How to manage a painful, blind eye
There are very few evidence-based approaches for managing the painful blind eye. Caregivers should try to differentiate between physiological pain and neuropathic pain, but this can be challenging.
Physiological pain. Pain that responds to anaesthetic eye drops, such as proparacaine hydrochloride, or steroid drops, implies that this is physiological pain originating in the peripheral nerves. Physiological pain can be reduced by treating the underlying cause of the pain and/or by reducing inflammation.
Neuropathic pain. Eyes that don’t respond to anaesthetic drops, or steroid drops in the case of ocular inflammation, suggest a neuropathic type of pain which can be very difficult to treat. Systemic, or even psychological, interventions may be required (ideally via a specialised pain management clinic, although these are not widely available).
Whatever the cause of the pain, the most important management aim is to reduce, or help the patient cope with, the pain. Possible methods of management are outlined below. Alternatives that can be safely performed in the clinical office without the need for a surgical room are classified as “non-invasive” in this article.
Treatment of the underlying cause is important, it is also essential that the patient understands the irreversible loss of visual function; this will help when discussing some of the management options, particularly the more invasive types of treatment.
The first line of treatment usually consists of topical eye drops that may include lubricants, anti-inflammatory drugs (both steroidal and non-steroidal) as well as immunomodulators.
Eye drops containing atropine (a cycloplegic) are commonly used to reduce possible ciliary spasm.
A combination of pressure-lowering, steroid, and cycloplegic drops used in the long term can help to reduce pain for patients with a painful blind eye resulting from neovascular glaucoma.
Steroid drops, lubricants and, in some cases, therapeutic contact lenses are useful for patients with corneal issues, for example, a painful blind eye after multiple failed corneal transplants.
Retrobulbar injection of absolute (100%) alcohol to destroy the sensory ciliary nerves has also been used as a pain management option.2
Systemic drugs, including antidepressants and anticonvulsants, can be used for some types of neuropathic corneal pain.
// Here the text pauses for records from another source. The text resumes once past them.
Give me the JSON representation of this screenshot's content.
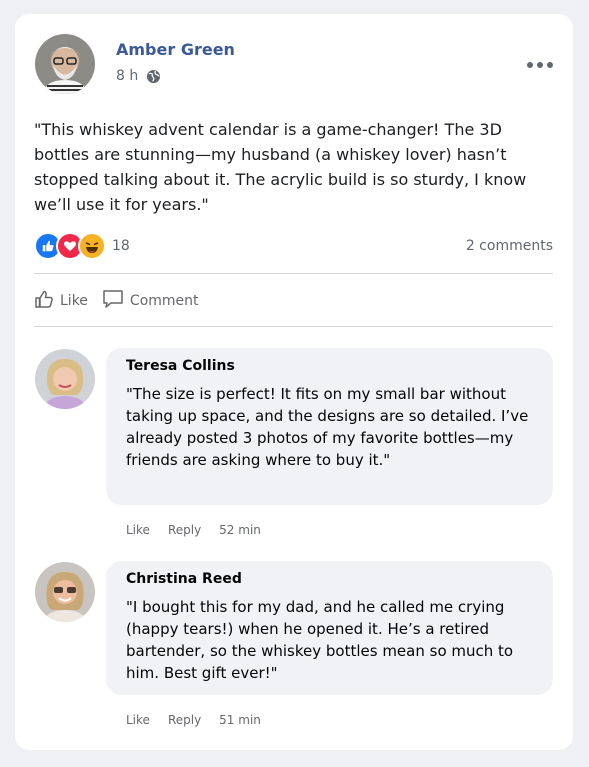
{
  "post": {
    "author": "Amber Green",
    "time": "8 h",
    "text": "\"This whiskey advent calendar is a game-changer! The 3D bottles are stunning—my husband (a whiskey lover) hasn’t stopped talking about it. The acrylic build is so sturdy, I know we’ll use it for years.\"",
    "reaction_count": "18",
    "comments_count": "2 comments",
    "like_label": "Like",
    "comment_label": "Comment"
  },
  "comments": [
    {
      "name": "Teresa Collins",
      "text": "\"The size is perfect! It fits on my small bar without taking up space, and the designs are so detailed. I’ve already posted 3 photos of my favorite bottles—my friends are asking where to buy it.\"",
      "like_label": "Like",
      "reply_label": "Reply",
      "time": "52 min"
    },
    {
      "name": "Christina Reed",
      "text": "\"I bought this for my dad, and he called me crying (happy tears!) when he opened it. He’s a retired bartender, so the whiskey bottles mean so much to him. Best gift ever!\"",
      "like_label": "Like",
      "reply_label": "Reply",
      "time": "51 min"
    }
  ],
  "icons": {
    "globe": "globe-icon",
    "more": "more-options-icon",
    "like_reaction": "like-reaction-icon",
    "love_reaction": "love-reaction-icon",
    "haha_reaction": "haha-reaction-icon",
    "thumbs_up": "thumbs-up-icon",
    "comment": "comment-icon"
  },
  "colors": {
    "author_name": "#3b5998",
    "like_blue": "#1877f2",
    "love_red": "#f02849",
    "haha_yellow": "#f7b125",
    "bubble_bg": "#f0f2f5"
  }
}
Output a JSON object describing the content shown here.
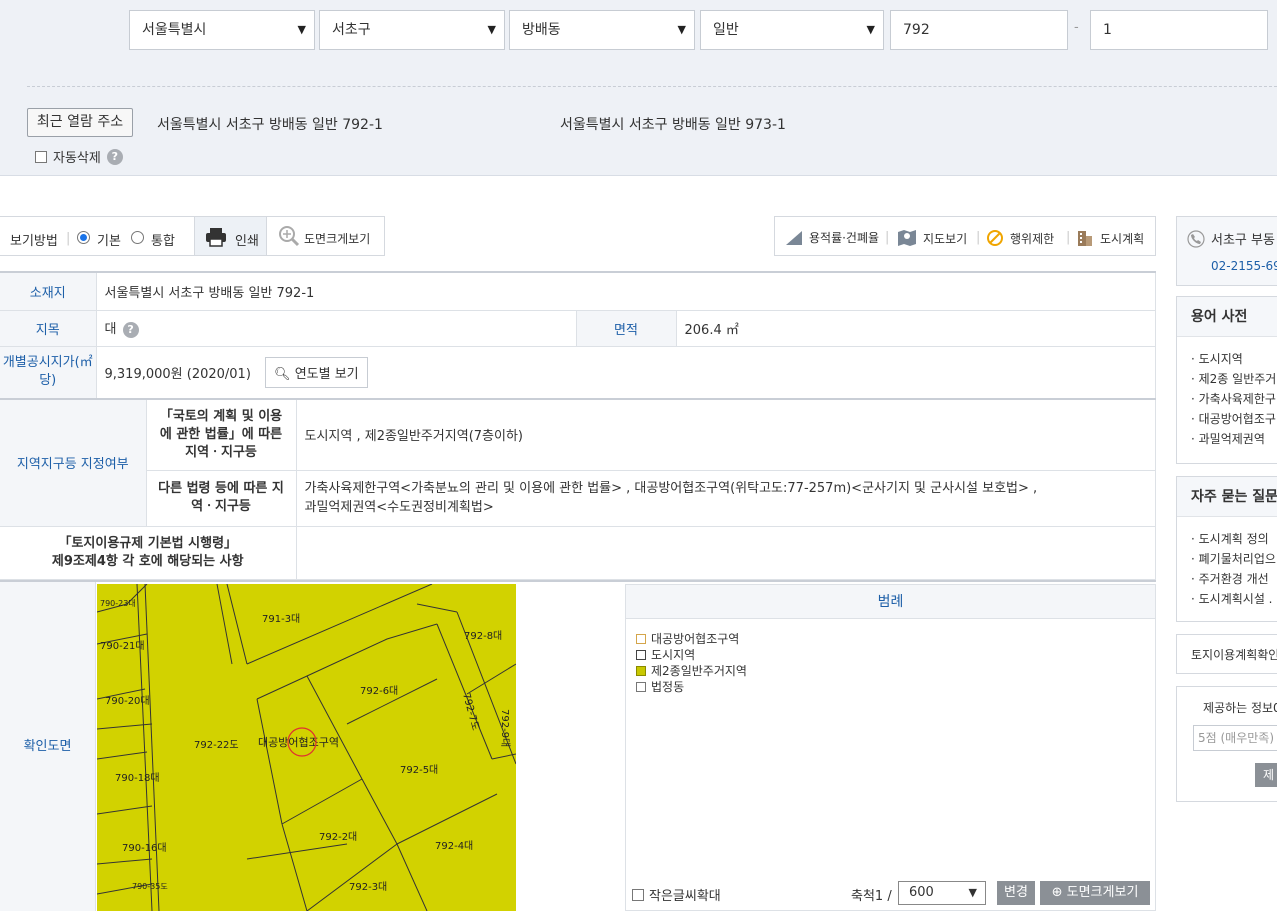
{
  "filters": {
    "city": "서울특별시",
    "district": "서초구",
    "dong": "방배동",
    "land_type": "일반",
    "main_no": "792",
    "dash": "-",
    "sub_no": "1"
  },
  "recent": {
    "button_label": "최근 열람 주소",
    "items": [
      "서울특별시 서초구 방배동 일반 792-1",
      "서울특별시 서초구 방배동 일반 973-1"
    ],
    "auto_delete_label": "자동삭제",
    "help_icon": "?"
  },
  "view_bar": {
    "label": "보기방법",
    "options": [
      "기본",
      "통합"
    ],
    "selected": "기본",
    "print_label": "인쇄",
    "zoom_label": "도면크게보기"
  },
  "toolbar": {
    "items": [
      "용적률·건폐율",
      "지도보기",
      "행위제한",
      "도시계획"
    ]
  },
  "info": {
    "location_label": "소재지",
    "location_value": "서울특별시 서초구 방배동 일반 792-1",
    "jimok_label": "지목",
    "jimok_value": "대",
    "area_label": "면적",
    "area_value": "206.4 ㎡",
    "price_label": "개별공시지가(㎡당)",
    "price_value": "9,319,000원 (2020/01)",
    "price_button": "연도별 보기",
    "zone_label": "지역지구등 지정여부",
    "law1_label": "「국토의 계획 및 이용에 관한 법률」에 따른 지역ㆍ지구등",
    "law1_value": "도시지역 , 제2종일반주거지역(7층이하)",
    "law2_label": "다른 법령 등에 따른 지역ㆍ지구등",
    "law2_value_line1": "가축사육제한구역<가축분뇨의 관리 및 이용에 관한 법률> , 대공방어협조구역(위탁고도:77-257m)<군사기지 및 군사시설 보호법> ,",
    "law2_value_line2": "과밀억제권역<수도권정비계획법>",
    "rule_label_line1": "「토지이용규제 기본법 시행령」",
    "rule_label_line2": "제9조제4항 각 호에 해당되는 사항",
    "rule_value": ""
  },
  "map": {
    "label": "확인도면",
    "parcels": [
      "791-3대",
      "792-8대",
      "790-21대",
      "792-6대",
      "790-20대",
      "792-22도",
      "792-7도",
      "792-9대",
      "대공방어협조구역",
      "792-5대",
      "790-18대",
      "792-2대",
      "792-4대",
      "790-16대",
      "792-3대",
      "790-23대",
      "790-35도"
    ],
    "legend_title": "범례",
    "legend": [
      {
        "label": "대공방어협조구역",
        "color": "#ffffff",
        "border": "#d4a54a"
      },
      {
        "label": "도시지역",
        "color": "#ffffff",
        "border": "#444444"
      },
      {
        "label": "제2종일반주거지역",
        "color": "#c8c800",
        "border": "#8a8a00"
      },
      {
        "label": "법정동",
        "color": "#ffffff",
        "border": "#777777"
      }
    ],
    "small_text_label": "작은글씨확대",
    "scale_label": "축척1 /",
    "scale_value": "600",
    "change_button": "변경",
    "zoom_button": "도면크게보기"
  },
  "sidebar": {
    "contact_office": "서초구 부동",
    "contact_phone": "02-2155-69",
    "glossary_title": "용어 사전",
    "glossary": [
      "· 도시지역",
      "· 제2종 일반주거",
      "· 가축사육제한구",
      "· 대공방어협조구",
      "· 과밀억제권역"
    ],
    "faq_title": "자주 묻는 질문",
    "faq": [
      "· 도시계획 정의",
      "· 폐기물처리업으",
      "· 주거환경 개선",
      "· 도시계획시설 ."
    ],
    "confirm_link": "토지이용계획확인",
    "rating_title": "제공하는 정보0",
    "rating_placeholder": "5점 (매우만족)",
    "submit_label": "제"
  },
  "colors": {
    "accent": "#1d5fa8",
    "map_fill": "#d2d200",
    "top_bg": "#eef1f6"
  }
}
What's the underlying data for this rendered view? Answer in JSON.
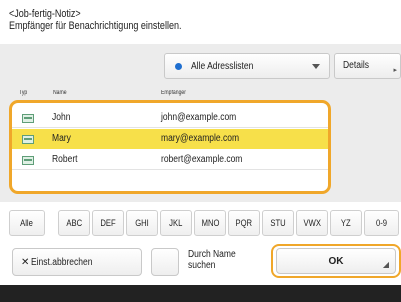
{
  "header": {
    "title": "<Job-fertig-Notiz>",
    "subtitle": "Empfänger für Benachrichtigung einstellen."
  },
  "address_list": {
    "selected": "Alle Adresslisten",
    "icon": "globe-dot-icon"
  },
  "details_button": "Details",
  "columns": {
    "type": "Typ",
    "name": "Name",
    "recipient": "Empfänger"
  },
  "rows": [
    {
      "name": "John",
      "email": "john@example.com",
      "selected": false
    },
    {
      "name": "Mary",
      "email": "mary@example.com",
      "selected": true
    },
    {
      "name": "Robert",
      "email": "robert@example.com",
      "selected": false
    }
  ],
  "alpha_tabs": [
    "Alle",
    "ABC",
    "DEF",
    "GHI",
    "JKL",
    "MNO",
    "PQR",
    "STU",
    "VWX",
    "YZ",
    "0-9"
  ],
  "buttons": {
    "cancel": "Einst.abbrechen",
    "sort_by_name_line1": "Durch Name",
    "sort_by_name_line2": "suchen",
    "ok": "OK"
  },
  "colors": {
    "accent": "#f0a72a",
    "selection": "#f7e04a",
    "globe": "#1f6fd0"
  }
}
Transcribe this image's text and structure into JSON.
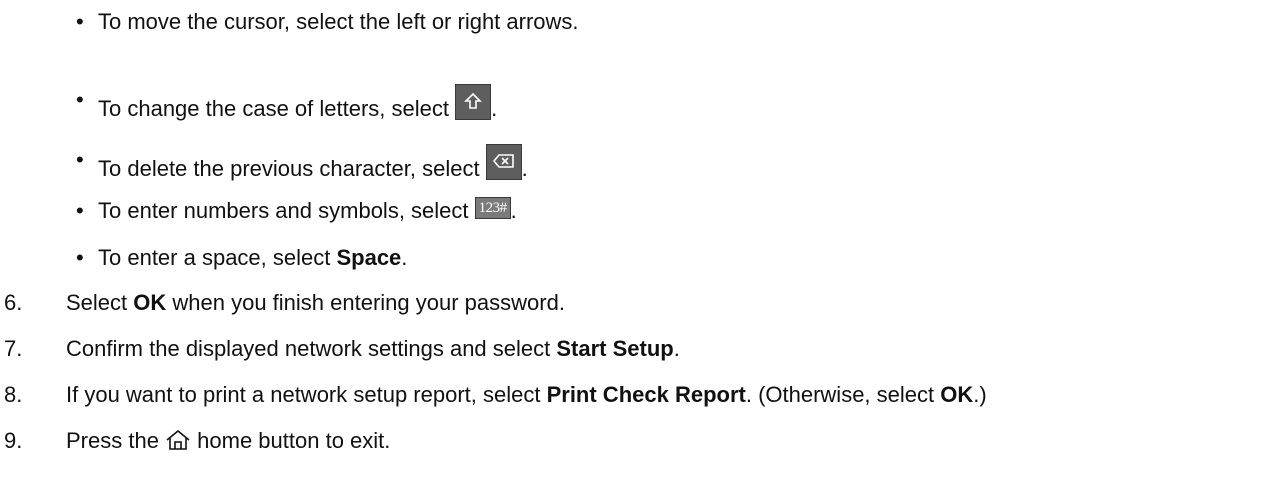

These would be given in collaboration with a family doctor or at a pain clinic.
Where a high intraocular pressure is likely contributing to the pain, transscleral and endocyclophotocoagulation, high-intensity focused ultrasound (ultrasound cycloplasty),3 and cyclocryotherapy3 can be used. Destruction of the ciliary body and reduced aqueous production is the common mechanism of action and they offer the advantage of repeated treatments. Cyclocryotherapy is appropriate where vision has been lost completely.
Surgical correction and even implantation of electrode devices have been used for neuropathic ocular surface-related disorders.
Evisceration (removal of the eyeball contents while leaving the sclera, the outer layer of the eyeball behind) and enucleation (complete removal of the eyeball) are the final alternatives that can grant definitive relief.4
An understanding of the underlying mechanism, and awareness of the different treatment options, will help direct the best approach for individual patients and achieve sustained pain relief.
1. Belmonte C, Acosta MC, Merayo-Lloves J, Gallar J. What Causes Eye Pain? Curr Ophthalmol Rep. 2015;3(2):111-121.
2. Bhatia J, Narayanadas B, Varghese M, Faruk M, Hafez A, Bhatia N, Bhatia A. Retrobulbar alcohol injection: a forgotten therapy for management of painful blind eye. Oman J Ophthalmol. 2018;11(2):190-191.
3. Ruixue W, Tao W, Ning L. A Comparative Study between Ultrasound Cycloplasty and Cyclocryotherapy for the Treatment of Neovascular Glaucoma. J Ophthalmol. 2020:4016536.
4. Shah-Desai SD, Tyers AG, Manners RM. Painful blind eye: efficacy of enucleation and evisceration in resolving ocular pain. Br J Ophthalmol. 2000;84(4):437-438.